SUPPLIED DATA:
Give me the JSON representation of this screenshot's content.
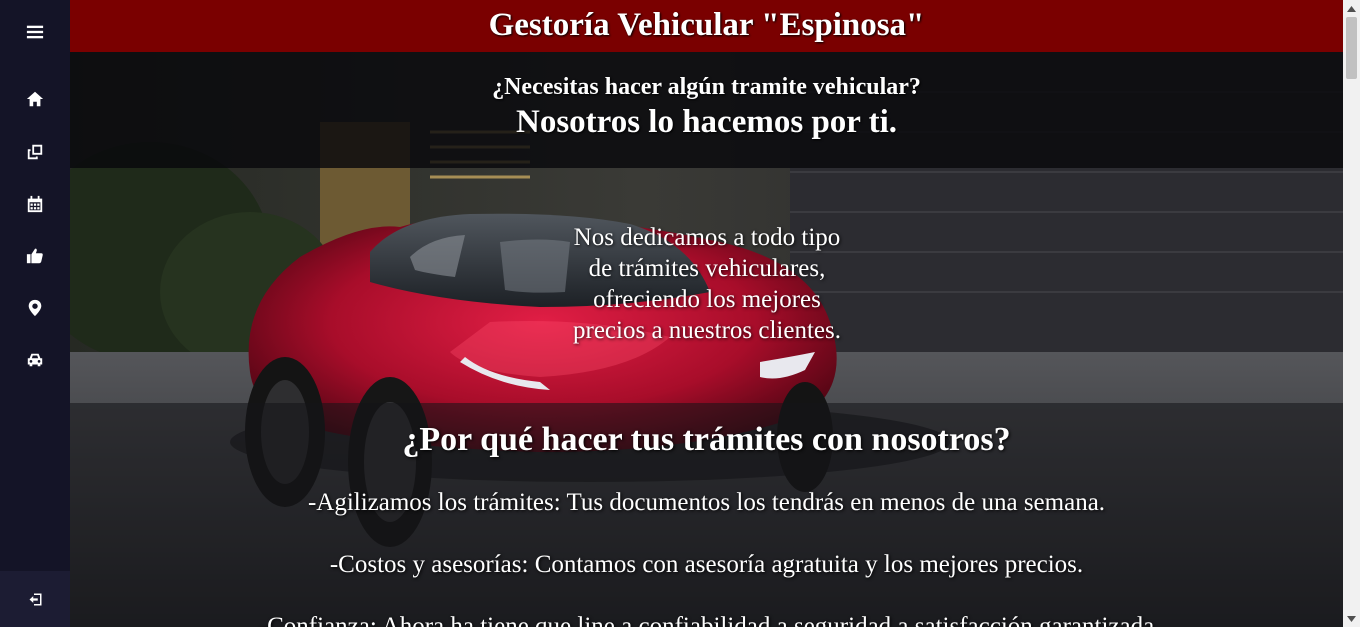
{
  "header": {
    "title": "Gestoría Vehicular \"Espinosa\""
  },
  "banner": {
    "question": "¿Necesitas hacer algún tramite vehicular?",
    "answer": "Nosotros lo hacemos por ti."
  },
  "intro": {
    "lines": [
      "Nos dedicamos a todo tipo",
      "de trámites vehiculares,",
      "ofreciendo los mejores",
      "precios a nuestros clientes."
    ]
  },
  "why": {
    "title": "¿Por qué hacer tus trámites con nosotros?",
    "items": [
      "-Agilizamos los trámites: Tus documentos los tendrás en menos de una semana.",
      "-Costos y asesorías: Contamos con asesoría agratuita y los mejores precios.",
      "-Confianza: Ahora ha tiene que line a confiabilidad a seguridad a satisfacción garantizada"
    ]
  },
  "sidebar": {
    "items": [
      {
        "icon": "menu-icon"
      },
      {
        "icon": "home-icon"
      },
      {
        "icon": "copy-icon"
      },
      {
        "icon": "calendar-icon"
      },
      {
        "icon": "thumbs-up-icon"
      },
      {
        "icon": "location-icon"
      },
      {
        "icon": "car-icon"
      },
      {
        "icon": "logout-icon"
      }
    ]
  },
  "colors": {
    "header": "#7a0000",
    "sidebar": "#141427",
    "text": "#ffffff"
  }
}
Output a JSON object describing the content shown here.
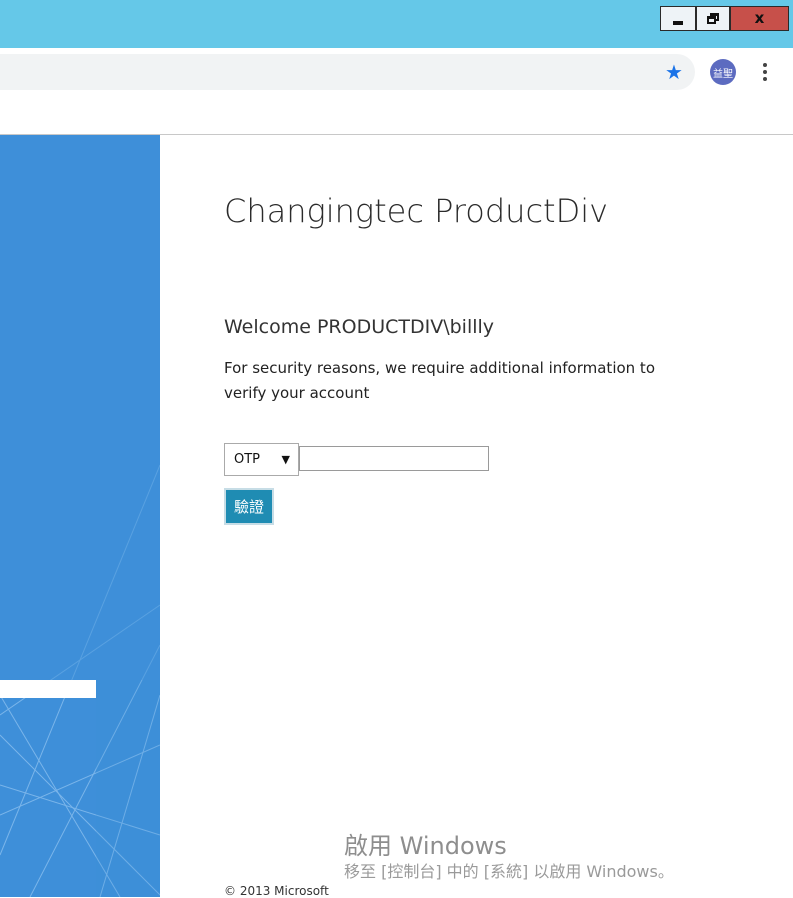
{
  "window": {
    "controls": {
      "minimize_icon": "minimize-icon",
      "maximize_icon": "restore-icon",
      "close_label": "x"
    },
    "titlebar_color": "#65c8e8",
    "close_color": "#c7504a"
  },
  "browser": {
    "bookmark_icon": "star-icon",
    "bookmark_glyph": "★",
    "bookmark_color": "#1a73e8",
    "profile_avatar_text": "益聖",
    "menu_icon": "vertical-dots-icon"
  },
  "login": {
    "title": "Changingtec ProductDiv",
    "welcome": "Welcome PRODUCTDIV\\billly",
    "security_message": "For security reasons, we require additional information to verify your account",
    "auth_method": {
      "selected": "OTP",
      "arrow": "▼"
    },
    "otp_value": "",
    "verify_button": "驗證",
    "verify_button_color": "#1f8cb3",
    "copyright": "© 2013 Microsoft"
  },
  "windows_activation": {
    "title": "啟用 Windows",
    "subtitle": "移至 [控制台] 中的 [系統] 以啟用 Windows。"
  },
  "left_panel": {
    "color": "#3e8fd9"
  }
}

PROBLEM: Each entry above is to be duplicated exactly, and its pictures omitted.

ANSWER TO THIS PROBLEM:
Give me the JSON representation of this screenshot's content.
{
  "header": {
    "title": "Gestoría Vehicular \"Espinosa\""
  },
  "banner": {
    "question": "¿Necesitas hacer algún tramite vehicular?",
    "answer": "Nosotros lo hacemos por ti."
  },
  "intro": {
    "lines": [
      "Nos dedicamos a todo tipo",
      "de trámites vehiculares,",
      "ofreciendo los mejores",
      "precios a nuestros clientes."
    ]
  },
  "why": {
    "title": "¿Por qué hacer tus trámites con nosotros?",
    "items": [
      "-Agilizamos los trámites: Tus documentos los tendrás en menos de una semana.",
      "-Costos y asesorías: Contamos con asesoría agratuita y los mejores precios.",
      "-Confianza: Ahora ha tiene que line a confiabilidad a seguridad a satisfacción garantizada"
    ]
  },
  "sidebar": {
    "items": [
      {
        "icon": "menu-icon"
      },
      {
        "icon": "home-icon"
      },
      {
        "icon": "copy-icon"
      },
      {
        "icon": "calendar-icon"
      },
      {
        "icon": "thumbs-up-icon"
      },
      {
        "icon": "location-icon"
      },
      {
        "icon": "car-icon"
      },
      {
        "icon": "logout-icon"
      }
    ]
  },
  "colors": {
    "header": "#7a0000",
    "sidebar": "#141427",
    "text": "#ffffff"
  }
}
Output a JSON object describing the content shown here.
{
  "window": {
    "controls": {
      "minimize_icon": "minimize-icon",
      "maximize_icon": "restore-icon",
      "close_label": "x"
    },
    "titlebar_color": "#65c8e8",
    "close_color": "#c7504a"
  },
  "browser": {
    "bookmark_icon": "star-icon",
    "bookmark_glyph": "★",
    "bookmark_color": "#1a73e8",
    "profile_avatar_text": "益聖",
    "menu_icon": "vertical-dots-icon"
  },
  "login": {
    "title": "Changingtec ProductDiv",
    "welcome": "Welcome PRODUCTDIV\\billly",
    "security_message": "For security reasons, we require additional information to verify your account",
    "auth_method": {
      "selected": "OTP",
      "arrow": "▼"
    },
    "otp_value": "",
    "verify_button": "驗證",
    "verify_button_color": "#1f8cb3",
    "copyright": "© 2013 Microsoft"
  },
  "windows_activation": {
    "title": "啟用 Windows",
    "subtitle": "移至 [控制台] 中的 [系統] 以啟用 Windows。"
  },
  "left_panel": {
    "color": "#3e8fd9"
  }
}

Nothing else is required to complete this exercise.